- [Problem details]: Pull each line with the string "into" from the entries.
──────────────────────────────
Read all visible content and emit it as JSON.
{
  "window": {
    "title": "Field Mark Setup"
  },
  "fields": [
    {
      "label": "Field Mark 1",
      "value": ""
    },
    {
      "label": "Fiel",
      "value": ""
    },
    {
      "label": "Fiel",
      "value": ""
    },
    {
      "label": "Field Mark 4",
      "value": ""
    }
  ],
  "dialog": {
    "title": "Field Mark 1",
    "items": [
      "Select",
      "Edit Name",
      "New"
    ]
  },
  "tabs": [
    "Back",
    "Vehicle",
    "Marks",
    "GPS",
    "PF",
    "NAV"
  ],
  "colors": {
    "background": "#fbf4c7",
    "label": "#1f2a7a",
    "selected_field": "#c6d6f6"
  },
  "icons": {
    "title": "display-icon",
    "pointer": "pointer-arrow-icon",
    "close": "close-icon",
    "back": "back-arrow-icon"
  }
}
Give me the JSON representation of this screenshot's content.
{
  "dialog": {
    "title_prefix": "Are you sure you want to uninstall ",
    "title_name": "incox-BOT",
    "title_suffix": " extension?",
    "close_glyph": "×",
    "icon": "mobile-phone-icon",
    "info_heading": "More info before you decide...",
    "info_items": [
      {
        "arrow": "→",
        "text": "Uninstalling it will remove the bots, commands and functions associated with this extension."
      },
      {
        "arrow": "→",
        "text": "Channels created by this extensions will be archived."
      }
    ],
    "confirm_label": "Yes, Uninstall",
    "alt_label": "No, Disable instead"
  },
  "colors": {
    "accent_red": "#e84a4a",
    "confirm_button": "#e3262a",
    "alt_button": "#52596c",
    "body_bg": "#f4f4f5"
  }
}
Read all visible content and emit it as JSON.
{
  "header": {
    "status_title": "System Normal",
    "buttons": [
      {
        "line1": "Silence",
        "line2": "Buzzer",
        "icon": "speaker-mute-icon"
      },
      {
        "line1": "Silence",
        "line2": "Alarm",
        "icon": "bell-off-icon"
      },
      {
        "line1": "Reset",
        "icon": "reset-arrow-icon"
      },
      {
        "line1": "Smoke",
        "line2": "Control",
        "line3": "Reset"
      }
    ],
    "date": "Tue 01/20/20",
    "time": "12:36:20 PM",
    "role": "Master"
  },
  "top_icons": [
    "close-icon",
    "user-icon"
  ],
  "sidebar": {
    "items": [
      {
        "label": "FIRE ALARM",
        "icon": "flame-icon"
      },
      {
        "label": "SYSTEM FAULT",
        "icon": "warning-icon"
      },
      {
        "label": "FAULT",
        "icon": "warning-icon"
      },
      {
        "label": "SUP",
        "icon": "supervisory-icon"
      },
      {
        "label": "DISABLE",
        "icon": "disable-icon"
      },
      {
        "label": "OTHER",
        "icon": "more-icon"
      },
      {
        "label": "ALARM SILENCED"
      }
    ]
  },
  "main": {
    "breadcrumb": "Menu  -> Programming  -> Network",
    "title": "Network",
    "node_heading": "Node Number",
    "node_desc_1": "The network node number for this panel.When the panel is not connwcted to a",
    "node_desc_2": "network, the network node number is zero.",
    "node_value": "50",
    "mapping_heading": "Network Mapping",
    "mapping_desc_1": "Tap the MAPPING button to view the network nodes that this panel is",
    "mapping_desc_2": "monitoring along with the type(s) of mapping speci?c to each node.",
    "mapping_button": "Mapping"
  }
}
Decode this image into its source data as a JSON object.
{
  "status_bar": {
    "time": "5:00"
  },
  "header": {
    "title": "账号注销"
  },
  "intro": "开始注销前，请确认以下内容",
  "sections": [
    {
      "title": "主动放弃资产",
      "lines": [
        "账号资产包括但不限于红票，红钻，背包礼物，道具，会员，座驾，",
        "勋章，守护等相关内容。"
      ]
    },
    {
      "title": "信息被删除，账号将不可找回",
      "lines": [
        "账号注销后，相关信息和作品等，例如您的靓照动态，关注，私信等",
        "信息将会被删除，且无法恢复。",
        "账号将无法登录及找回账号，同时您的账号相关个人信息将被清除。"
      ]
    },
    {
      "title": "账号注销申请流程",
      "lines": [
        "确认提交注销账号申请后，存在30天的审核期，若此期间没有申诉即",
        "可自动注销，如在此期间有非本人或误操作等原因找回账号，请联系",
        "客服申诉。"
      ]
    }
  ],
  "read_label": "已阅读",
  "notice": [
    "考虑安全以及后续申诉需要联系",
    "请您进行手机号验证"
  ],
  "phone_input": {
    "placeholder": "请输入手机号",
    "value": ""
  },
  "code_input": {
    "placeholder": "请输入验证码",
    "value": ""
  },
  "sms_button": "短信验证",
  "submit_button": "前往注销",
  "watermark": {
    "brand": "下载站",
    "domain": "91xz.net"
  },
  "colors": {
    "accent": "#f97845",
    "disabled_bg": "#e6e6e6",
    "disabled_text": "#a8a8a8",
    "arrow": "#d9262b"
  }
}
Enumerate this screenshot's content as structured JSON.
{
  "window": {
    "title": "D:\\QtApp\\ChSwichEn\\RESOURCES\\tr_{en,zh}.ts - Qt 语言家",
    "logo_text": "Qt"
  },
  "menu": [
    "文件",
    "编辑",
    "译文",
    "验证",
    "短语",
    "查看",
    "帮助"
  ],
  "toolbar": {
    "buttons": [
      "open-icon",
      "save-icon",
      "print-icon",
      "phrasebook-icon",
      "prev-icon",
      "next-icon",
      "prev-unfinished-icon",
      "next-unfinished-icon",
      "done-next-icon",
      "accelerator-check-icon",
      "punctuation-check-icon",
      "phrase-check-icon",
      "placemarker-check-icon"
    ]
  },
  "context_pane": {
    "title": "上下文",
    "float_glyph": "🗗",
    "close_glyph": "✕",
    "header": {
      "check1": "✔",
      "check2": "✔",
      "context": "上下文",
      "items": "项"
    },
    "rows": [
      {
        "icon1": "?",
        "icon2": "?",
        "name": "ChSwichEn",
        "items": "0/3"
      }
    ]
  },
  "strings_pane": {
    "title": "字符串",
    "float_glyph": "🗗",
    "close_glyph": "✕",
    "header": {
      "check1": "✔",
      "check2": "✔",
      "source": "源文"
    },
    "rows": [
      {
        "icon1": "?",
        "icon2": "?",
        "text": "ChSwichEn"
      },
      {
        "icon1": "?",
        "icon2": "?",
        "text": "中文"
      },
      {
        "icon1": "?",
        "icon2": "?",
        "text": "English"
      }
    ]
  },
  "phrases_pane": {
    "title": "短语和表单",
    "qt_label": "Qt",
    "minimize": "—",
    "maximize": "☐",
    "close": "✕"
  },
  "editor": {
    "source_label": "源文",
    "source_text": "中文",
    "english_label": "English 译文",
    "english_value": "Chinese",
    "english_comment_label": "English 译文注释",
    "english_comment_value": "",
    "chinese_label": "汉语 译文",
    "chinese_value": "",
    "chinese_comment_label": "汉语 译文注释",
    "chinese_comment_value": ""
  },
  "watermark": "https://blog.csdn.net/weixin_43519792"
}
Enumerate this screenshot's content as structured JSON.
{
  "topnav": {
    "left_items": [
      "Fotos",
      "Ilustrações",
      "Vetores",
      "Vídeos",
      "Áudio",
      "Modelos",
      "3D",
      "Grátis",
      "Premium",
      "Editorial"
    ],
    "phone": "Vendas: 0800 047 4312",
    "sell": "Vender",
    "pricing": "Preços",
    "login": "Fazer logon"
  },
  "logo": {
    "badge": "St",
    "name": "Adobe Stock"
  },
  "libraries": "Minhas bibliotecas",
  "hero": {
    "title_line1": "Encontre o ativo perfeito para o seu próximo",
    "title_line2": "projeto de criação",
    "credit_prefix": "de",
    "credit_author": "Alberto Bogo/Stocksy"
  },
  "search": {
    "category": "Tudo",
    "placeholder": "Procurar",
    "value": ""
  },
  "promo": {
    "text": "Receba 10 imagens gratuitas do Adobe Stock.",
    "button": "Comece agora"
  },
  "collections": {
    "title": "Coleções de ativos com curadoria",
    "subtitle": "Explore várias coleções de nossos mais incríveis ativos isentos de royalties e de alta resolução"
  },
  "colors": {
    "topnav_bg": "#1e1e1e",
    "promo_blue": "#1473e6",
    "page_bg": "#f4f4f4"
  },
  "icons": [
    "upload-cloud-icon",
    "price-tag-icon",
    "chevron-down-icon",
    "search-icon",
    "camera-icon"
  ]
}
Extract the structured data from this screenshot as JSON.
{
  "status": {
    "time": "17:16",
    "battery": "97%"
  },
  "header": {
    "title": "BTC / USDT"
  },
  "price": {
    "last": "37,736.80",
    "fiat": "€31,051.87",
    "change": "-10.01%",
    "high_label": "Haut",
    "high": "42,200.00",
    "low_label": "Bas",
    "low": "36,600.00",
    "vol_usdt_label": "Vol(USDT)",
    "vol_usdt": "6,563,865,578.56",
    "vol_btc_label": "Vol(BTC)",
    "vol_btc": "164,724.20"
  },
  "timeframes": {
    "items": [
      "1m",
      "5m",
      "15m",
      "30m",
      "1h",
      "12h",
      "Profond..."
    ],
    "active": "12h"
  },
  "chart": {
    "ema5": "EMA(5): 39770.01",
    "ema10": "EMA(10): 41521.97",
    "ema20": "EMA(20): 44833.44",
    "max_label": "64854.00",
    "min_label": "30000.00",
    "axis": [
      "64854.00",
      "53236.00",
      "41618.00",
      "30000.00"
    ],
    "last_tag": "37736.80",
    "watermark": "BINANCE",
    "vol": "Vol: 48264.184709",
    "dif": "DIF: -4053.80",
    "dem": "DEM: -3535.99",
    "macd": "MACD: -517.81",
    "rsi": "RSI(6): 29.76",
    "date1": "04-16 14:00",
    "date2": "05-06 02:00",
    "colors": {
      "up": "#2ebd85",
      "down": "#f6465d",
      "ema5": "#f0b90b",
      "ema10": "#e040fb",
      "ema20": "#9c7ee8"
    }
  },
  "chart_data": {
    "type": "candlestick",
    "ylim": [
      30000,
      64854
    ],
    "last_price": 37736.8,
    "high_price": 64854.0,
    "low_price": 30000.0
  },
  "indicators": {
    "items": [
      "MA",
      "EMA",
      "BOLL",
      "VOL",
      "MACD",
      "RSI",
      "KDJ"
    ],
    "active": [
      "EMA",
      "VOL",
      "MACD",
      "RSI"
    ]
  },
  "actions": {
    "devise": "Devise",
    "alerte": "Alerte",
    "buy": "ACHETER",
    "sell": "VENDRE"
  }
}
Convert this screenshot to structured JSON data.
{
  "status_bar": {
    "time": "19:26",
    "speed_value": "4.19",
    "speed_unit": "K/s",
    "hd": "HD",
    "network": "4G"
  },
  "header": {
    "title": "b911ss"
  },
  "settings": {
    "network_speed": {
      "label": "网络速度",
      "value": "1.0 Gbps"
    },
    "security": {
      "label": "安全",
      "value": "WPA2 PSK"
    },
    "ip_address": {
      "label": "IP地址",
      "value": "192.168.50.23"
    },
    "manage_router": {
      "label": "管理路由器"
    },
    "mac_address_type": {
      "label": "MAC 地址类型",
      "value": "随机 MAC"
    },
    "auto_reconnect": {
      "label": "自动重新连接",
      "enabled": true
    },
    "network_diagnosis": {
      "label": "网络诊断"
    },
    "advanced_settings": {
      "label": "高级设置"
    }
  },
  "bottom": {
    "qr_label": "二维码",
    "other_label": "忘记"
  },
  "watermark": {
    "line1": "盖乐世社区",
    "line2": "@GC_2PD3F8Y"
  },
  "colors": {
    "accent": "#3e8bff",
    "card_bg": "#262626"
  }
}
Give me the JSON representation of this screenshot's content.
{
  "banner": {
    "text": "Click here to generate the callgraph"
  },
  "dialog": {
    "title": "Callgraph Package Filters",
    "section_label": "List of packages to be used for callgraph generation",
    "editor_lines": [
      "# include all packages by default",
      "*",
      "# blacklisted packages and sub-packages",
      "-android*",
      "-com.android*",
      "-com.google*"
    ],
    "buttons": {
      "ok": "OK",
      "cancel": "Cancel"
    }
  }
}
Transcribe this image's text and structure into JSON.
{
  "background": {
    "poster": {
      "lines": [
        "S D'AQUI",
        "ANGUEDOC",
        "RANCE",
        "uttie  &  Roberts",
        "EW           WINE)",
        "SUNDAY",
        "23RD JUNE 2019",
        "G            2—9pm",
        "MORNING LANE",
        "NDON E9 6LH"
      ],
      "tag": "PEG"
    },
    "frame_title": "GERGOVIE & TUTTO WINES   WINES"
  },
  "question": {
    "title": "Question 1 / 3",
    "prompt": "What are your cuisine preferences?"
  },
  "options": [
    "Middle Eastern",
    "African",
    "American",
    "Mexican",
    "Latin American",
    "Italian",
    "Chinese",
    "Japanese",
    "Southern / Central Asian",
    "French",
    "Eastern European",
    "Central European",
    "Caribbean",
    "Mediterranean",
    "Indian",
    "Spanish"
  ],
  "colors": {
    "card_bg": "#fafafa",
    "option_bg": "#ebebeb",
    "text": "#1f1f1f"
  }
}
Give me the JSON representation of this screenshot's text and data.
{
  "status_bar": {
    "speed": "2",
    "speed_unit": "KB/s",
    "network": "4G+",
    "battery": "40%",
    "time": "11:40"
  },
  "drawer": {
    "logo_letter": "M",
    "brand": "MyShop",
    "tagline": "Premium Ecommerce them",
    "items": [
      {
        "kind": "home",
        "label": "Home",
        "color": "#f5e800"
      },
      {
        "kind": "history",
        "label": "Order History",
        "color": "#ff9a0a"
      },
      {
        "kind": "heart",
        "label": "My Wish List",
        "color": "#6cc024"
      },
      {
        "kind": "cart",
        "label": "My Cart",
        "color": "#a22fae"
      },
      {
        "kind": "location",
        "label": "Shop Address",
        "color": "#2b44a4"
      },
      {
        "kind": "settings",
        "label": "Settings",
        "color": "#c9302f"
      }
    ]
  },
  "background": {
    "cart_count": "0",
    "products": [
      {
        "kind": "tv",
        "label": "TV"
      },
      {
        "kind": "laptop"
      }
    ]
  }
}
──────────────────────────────
- [Solution to this task]:
Decode this image into its source data as a JSON object.
Transcribe this image's text and structure into JSON.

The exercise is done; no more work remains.